The Principal of Jasper County Primary School in Georgia has created a controversy which is growing and sparking debate about corporal punishment in schools. On Wednesday, Principal Pam Edge brought a 5-year-old boy into her office after he tried to hit one child and spit on another. His mother was called in and when she tried to stop the paddling (with what looks like a small cricket bat), Shana Marie Perez was threatened with jail.
Perez, whose son Thomas has missed 18 days of school this year due to illness, was arrested two weeks ago for truancy because of his absences. Principal Edge used this to blackmail Perez into allowing her boy to be paddled, saying that Thomas would be suspended otherwise, which would lead to Perez’s arrest. Perez wrote on the Facebook post which accompanies the video:
… they told me if he could not get a paddling he would have to be suspended and if he got suspended for even one day I WILL go to jail for truancy… Jasper county made me do this… I could not go to jail or my kids would have nothing … I can’t take care of my kids in jail… And I was not texting I was recording this… I couldn’t do anything to stop them. I told them they couldn’t do it unless I was in the room and I wanted to record it so I can have proof…
That was why Perez was there in the first place, to record the actions of Ms. Edge. The principal told Thomas to put his hands on the arm of a chair, promising not to pull his pants down. Her aide helps with this. Thomas asks how many times they will hit him and is told only one time, “unless you wiggle around.” He cries and pleads for his mom to help him, running to her as Ms. Edge threatens to make “mama wait outside the door,” which she, eventually, is forced to do. When they were through, Perez says that she “snatched him up” and told Edge that Thomas would be changing schools, something which Perez admits she can’t do at present.

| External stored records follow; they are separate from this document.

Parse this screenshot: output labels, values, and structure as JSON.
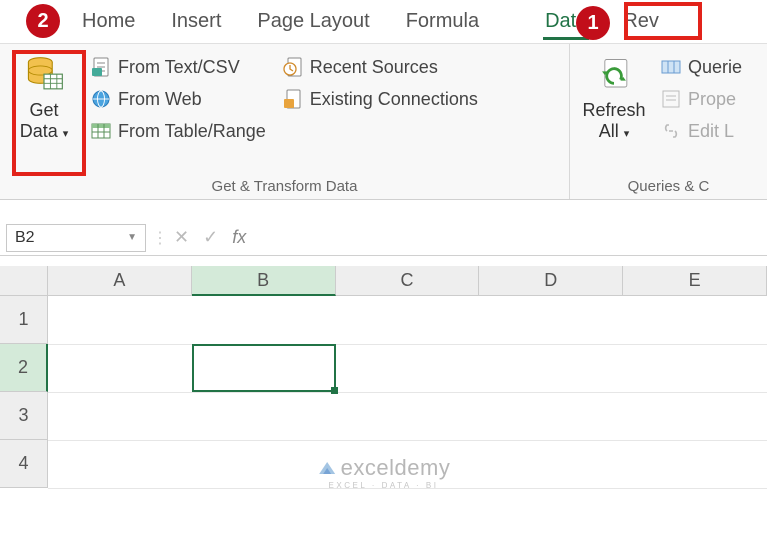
{
  "tabs": {
    "home": "Home",
    "insert": "Insert",
    "page_layout": "Page Layout",
    "formulas": "Formula",
    "data": "Data",
    "review": "Rev"
  },
  "ribbon": {
    "get_data": {
      "line1": "Get",
      "line2": "Data"
    },
    "from_text_csv": "From Text/CSV",
    "from_web": "From Web",
    "from_table_range": "From Table/Range",
    "recent_sources": "Recent Sources",
    "existing_connections": "Existing Connections",
    "group1_label": "Get & Transform Data",
    "refresh_all": {
      "line1": "Refresh",
      "line2": "All"
    },
    "queries": "Querie",
    "properties": "Prope",
    "edit_links": "Edit L",
    "group2_label": "Queries & C"
  },
  "formula_bar": {
    "name_box": "B2",
    "fx_label": "fx"
  },
  "columns": [
    "A",
    "B",
    "C",
    "D",
    "E"
  ],
  "rows": [
    "1",
    "2",
    "3",
    "4"
  ],
  "selected_cell": {
    "col": 1,
    "row": 1
  },
  "annotations": {
    "circle1": "1",
    "circle2": "2"
  },
  "watermark": {
    "main": "exceldemy",
    "sub": "EXCEL · DATA · BI"
  }
}
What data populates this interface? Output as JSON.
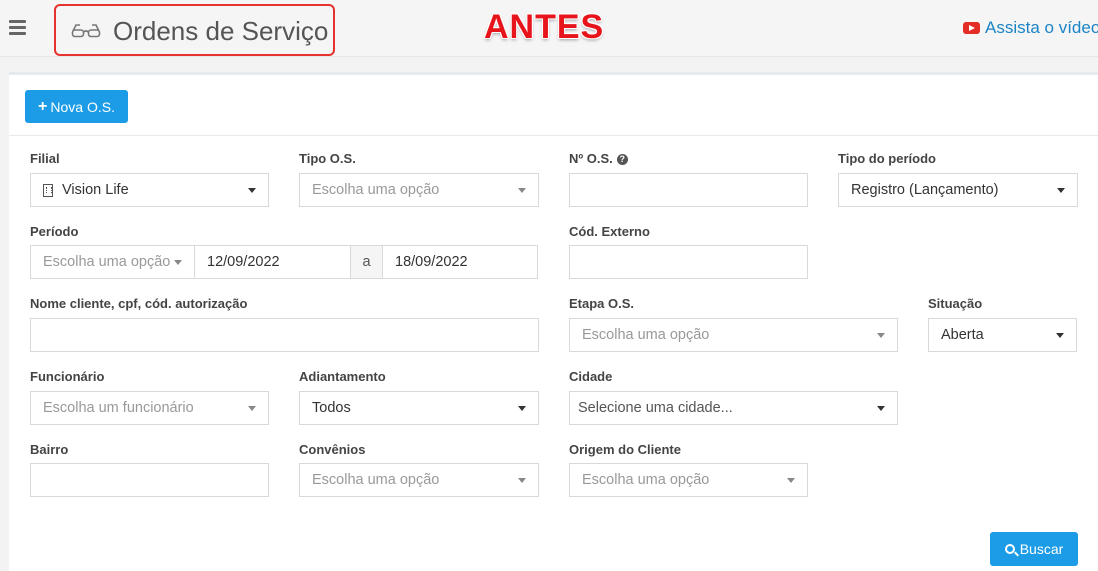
{
  "header": {
    "page_title": "Ordens de Serviço",
    "title_icon": "glasses-icon",
    "annotation": "ANTES",
    "video_link": "Assista o vídeo",
    "video_icon": "youtube-icon"
  },
  "toolbar": {
    "new_button": "Nova O.S."
  },
  "filters": {
    "filial": {
      "label": "Filial",
      "value": "Vision Life"
    },
    "tipo_os": {
      "label": "Tipo O.S.",
      "placeholder": "Escolha uma opção"
    },
    "numero_os": {
      "label": "Nº O.S.",
      "value": ""
    },
    "tipo_periodo": {
      "label": "Tipo do período",
      "value": "Registro (Lançamento)"
    },
    "periodo": {
      "label": "Período",
      "placeholder": "Escolha uma opção",
      "start": "12/09/2022",
      "separator": "a",
      "end": "18/09/2022"
    },
    "cod_externo": {
      "label": "Cód. Externo",
      "value": ""
    },
    "nome_cliente": {
      "label": "Nome cliente, cpf, cód. autorização",
      "value": ""
    },
    "etapa_os": {
      "label": "Etapa O.S.",
      "placeholder": "Escolha uma opção"
    },
    "situacao": {
      "label": "Situação",
      "value": "Aberta"
    },
    "funcionario": {
      "label": "Funcionário",
      "placeholder": "Escolha um funcionário"
    },
    "adiantamento": {
      "label": "Adiantamento",
      "value": "Todos"
    },
    "cidade": {
      "label": "Cidade",
      "placeholder": "Selecione uma cidade..."
    },
    "bairro": {
      "label": "Bairro",
      "value": ""
    },
    "convenios": {
      "label": "Convênios",
      "placeholder": "Escolha uma opção"
    },
    "origem_cliente": {
      "label": "Origem do Cliente",
      "placeholder": "Escolha uma opção"
    }
  },
  "actions": {
    "search_button": "Buscar"
  },
  "colors": {
    "primary": "#1c9ce6",
    "annotation_red": "#e8141b",
    "highlight_border": "#e5322d",
    "link": "#1c84c6"
  }
}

The Jasper County Schools website posted a statement about the incident:
The Jasper County School District is aware of the video released by Ms. Perez. Unfortunately, the District is barred by State and Federal law from commenting about the specifics of this incident. The District respects every student’s right to privacy. However, we can speak generally about the District’s code of conduct which allows corporal punishment as one of the consequences for behavior. That code of conduct is provided to all parents. When corporal punishment is used, it is with parental consent. The District is investigating the incident and looking into its’ discipline policies at this time.

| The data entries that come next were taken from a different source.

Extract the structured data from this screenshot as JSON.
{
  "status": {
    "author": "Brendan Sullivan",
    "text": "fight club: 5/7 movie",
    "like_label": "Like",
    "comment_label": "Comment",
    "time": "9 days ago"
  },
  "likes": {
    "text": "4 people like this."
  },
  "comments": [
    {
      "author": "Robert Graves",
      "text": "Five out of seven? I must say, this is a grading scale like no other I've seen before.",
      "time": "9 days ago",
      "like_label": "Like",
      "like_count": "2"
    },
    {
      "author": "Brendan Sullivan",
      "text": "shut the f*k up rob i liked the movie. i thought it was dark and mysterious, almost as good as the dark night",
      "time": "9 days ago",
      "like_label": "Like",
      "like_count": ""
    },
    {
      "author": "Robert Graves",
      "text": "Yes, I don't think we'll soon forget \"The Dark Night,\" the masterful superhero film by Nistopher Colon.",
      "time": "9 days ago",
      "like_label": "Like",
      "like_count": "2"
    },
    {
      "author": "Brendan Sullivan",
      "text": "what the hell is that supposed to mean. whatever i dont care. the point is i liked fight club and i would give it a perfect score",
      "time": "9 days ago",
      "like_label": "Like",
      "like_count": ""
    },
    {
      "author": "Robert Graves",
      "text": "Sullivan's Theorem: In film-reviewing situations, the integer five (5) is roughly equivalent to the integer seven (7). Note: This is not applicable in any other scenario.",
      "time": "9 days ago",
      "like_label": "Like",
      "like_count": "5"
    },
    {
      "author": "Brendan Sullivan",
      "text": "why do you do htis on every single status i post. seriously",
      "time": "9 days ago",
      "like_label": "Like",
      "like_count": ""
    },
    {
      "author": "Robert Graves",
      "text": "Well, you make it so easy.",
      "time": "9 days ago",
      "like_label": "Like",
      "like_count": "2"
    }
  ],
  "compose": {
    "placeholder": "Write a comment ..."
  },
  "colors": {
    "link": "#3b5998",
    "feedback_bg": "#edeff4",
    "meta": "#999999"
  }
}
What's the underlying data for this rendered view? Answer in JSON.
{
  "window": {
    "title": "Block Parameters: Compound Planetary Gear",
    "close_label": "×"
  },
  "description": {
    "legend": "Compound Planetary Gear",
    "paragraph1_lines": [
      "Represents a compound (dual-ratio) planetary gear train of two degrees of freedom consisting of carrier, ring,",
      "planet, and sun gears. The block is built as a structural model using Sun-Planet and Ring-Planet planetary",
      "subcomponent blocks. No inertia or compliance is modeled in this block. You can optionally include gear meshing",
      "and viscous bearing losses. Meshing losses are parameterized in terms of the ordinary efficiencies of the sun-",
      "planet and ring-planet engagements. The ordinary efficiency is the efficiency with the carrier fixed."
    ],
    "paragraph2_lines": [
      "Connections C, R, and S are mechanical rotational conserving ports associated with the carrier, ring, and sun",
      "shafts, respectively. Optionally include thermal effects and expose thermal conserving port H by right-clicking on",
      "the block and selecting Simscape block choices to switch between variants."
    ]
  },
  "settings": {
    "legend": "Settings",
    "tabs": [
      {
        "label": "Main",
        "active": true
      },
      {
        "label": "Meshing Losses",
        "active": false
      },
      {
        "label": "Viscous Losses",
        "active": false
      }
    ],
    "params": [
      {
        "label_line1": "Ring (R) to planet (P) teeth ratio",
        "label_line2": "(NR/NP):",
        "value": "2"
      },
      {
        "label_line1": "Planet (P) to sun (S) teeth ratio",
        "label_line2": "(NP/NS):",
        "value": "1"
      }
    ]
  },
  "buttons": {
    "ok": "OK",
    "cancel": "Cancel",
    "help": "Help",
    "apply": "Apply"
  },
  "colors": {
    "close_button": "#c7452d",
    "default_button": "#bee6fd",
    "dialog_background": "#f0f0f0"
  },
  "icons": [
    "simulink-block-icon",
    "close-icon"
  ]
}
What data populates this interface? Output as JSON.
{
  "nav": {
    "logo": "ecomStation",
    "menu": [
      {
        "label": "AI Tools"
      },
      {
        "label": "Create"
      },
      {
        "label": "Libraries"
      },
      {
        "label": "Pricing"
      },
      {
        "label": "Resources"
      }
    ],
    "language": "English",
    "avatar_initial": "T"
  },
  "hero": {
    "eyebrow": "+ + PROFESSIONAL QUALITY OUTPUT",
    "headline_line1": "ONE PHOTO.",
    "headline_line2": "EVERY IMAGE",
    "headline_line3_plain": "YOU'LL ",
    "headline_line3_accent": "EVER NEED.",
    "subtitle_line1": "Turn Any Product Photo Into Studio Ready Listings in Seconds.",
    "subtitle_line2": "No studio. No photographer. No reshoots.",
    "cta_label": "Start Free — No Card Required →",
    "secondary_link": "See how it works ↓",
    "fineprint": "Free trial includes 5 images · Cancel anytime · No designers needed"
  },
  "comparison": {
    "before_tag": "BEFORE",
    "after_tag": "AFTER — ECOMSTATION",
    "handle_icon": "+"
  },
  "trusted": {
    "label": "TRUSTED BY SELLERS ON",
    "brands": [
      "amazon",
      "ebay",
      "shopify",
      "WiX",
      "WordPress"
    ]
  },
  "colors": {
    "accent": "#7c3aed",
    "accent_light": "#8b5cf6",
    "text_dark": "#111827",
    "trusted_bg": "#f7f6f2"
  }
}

This sort of punishment is, according to other parents whose children attend Jasper, common. It is legal in Georgia and 18 other states for schools to paddle or otherwise strike a child. Poor parents have their hands tied in a situation like this; they can’t afford to send their children to private schools . If Perez had been arrested, her children could have been taken by Child Protective Services — depending on the father’s situation or if family members couldn’t take care of them. Perez notes that Thomas’s absences were for medical reasons and, now that she has a bond for her arrest if he should get sick again she is screwed. This is just another way in which the poor are beaten down.
Was Thomas misbehaving? Yes, of course, he was. But apparently, Georgia schools live in the 1950s, when it was perfectly fine for a school to paddle a child for doing so. Heck, even in the 1970s, the Dean of my Junior High handed out swats. But we know more about children and their behavior, now. All a swat does is reinforce their helplessness in the face of the adult world. Kids can learn to hate school and stop trying to learn. Then, another domino effect comes from that, with uneducated, untrained young people who will end up un- or under-employed and poor, with the cycle beginning anew.
This is the 21st century. If you are a teacher or principal, you are supposed to be able to handle misbehavior without resorting to corporal punishment. If you can’t, you need a refresher course. Spanking, swatting, paddling, etc. are for parents to decide on, not schools. Schools must learn to — as they tell the kids — use your words. Otherwise, they are a throwback to a Dickensian world.
Here is the video:
Feature Image via Screen Capture